Shows & Panels
- The 2014 Big Picture on Cyber Security
- AFCEA Answers
- Ask the CIO
- Building the Hybrid Cloud
- Connected Government: How to Build and Procure Network Services for the Future
- Continuing Diagnostics and Mitigation: Discussion of Progress and Next Steps
- Federal Executive Forum
- Federal Tech Talk
- The Future of Government Data Centers
- The Future of IT: How CIOs Can Enable the Service-Oriented Enterprise
- Government Perspectives on Mobility and the Cloud
- The Intersection: Where Technology Meets Transformation
- Maximizing ROI Through Data Center Consolidation
- Mitigating Insider Threats in Virtual & Cloud Environments
- Modern Mission Critical Series
- Moving to the Cloud. What's the best approach for me
- Navigating Tough Choices in Government Cloud Computing
- The New Generation of Database
- Reimagining the Next Generation of Government
- Satellite Communications: Acquiring SATCOM in Tight Times
- Targeting Advanced Threats: Proven Methods from Detection through Remediation
- Transformative Technology: Desktop Virtualization in Government
- The Truth About IT Opex and Software Defined Networking
- Value of Health IT
- Air Traffic Management Transformation Report
- Cloud First Report
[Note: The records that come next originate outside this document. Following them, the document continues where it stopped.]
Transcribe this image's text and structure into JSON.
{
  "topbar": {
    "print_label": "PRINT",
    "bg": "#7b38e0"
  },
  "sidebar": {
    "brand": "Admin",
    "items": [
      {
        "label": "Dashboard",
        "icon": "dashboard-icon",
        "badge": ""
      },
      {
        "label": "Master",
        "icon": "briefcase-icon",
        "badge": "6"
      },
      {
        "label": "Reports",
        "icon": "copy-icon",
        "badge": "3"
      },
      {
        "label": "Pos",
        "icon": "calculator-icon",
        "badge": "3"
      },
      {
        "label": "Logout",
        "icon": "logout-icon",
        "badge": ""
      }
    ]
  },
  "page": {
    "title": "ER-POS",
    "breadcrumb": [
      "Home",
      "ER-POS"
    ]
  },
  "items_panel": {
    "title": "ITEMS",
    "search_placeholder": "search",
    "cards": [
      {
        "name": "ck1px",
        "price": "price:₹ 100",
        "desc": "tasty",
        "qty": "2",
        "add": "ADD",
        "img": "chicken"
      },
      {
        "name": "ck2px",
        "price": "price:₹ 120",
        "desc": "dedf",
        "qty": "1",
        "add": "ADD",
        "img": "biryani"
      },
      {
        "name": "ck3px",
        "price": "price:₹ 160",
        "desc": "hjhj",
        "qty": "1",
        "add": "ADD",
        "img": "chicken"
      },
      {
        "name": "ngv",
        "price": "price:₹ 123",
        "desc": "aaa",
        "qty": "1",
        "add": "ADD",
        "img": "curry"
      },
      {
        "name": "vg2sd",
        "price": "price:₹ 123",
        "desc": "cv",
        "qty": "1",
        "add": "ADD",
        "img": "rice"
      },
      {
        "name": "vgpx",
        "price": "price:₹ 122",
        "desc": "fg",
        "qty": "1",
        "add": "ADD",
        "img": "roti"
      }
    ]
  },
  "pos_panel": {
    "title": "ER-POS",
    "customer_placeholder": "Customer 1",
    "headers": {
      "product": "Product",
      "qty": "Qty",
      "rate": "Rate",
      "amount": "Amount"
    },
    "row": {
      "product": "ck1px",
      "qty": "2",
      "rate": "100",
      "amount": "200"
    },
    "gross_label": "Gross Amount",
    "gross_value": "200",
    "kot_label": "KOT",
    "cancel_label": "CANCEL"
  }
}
- General Dynamics IT Enterprise Center
- Gov Cloud Minute
- Government in Technology Series
- Homeland Security Cybersecurity Market Report
- National Cybersecurity Awareness Month
- Technology Insights
- The Cyber Security Report
- The Next Generation Cyber Security Experts
Shows & Panels
Cong. Marshall: QDR's process is a problem
Thursday - 7/23/2009, 2:25pm EDT
Senior Internet Editor
Identifying threats to America is the task of the upcoming 2010 Quadrennial Defense Review. From the types of conflicts America should be ready to fight at a moment's notice, "today's conflicts and tomorrow's threats", the QDR is a good start, but doesn't go far enough, according to Rep. Jim Marshall (D-GA).
Marshall tells FederalNewsRadio, the QDR is "required by Congress that this be done by DoD and my personal take on this, on the whole process, is that it's flawed given the nature of the threats that we face."
Marshall, who serves on the House Armed Services Committee, said Thursday on the Federal Drive that threats today "go beyond conventional military threats and into the realm of things as remote from the DoD as pandemics, economic disruptions... climate change... population growth. There are lots of different sources of threats and we need a whole-government approach."
For example, says Marshall, "to her great credit, Secretary Clinton has directed that there be a similar quadrennial review done in State. We really need one for the entire government because we can expect that, in the future, effective security is going to require a whole-government approach."
According to Defense, the QDR will be "informed" by similar reviews being conducted by DHS, the Director of National Intelligence, and will "incorporate guidance from relevant National Security Council reviews."
While that's a fine start, Marshall points to recent cyber attacks as an example of why the review should cover the entire federal structure.
Obviously, we are, as we develop, becomming more and more dependent upon technology to communicate, to keep track of data, to execute those sorts of things. With attacks that we've seen recently, it's pretty clear that cybersecurity is terribly important.
The next Quadrennial Defense Review is scheduled to be released in February, 2010.
On the Web:
Defense - 2010 QDR Terms of Reference Fact Sheet (pdf)
Jim Marshall - house.gov/marshall
FederalNewsRadio - Intel chief: Computer attacker still a mystery
(Copyright 2009 by FederalNewsRadio.com. All Rights Reserved.)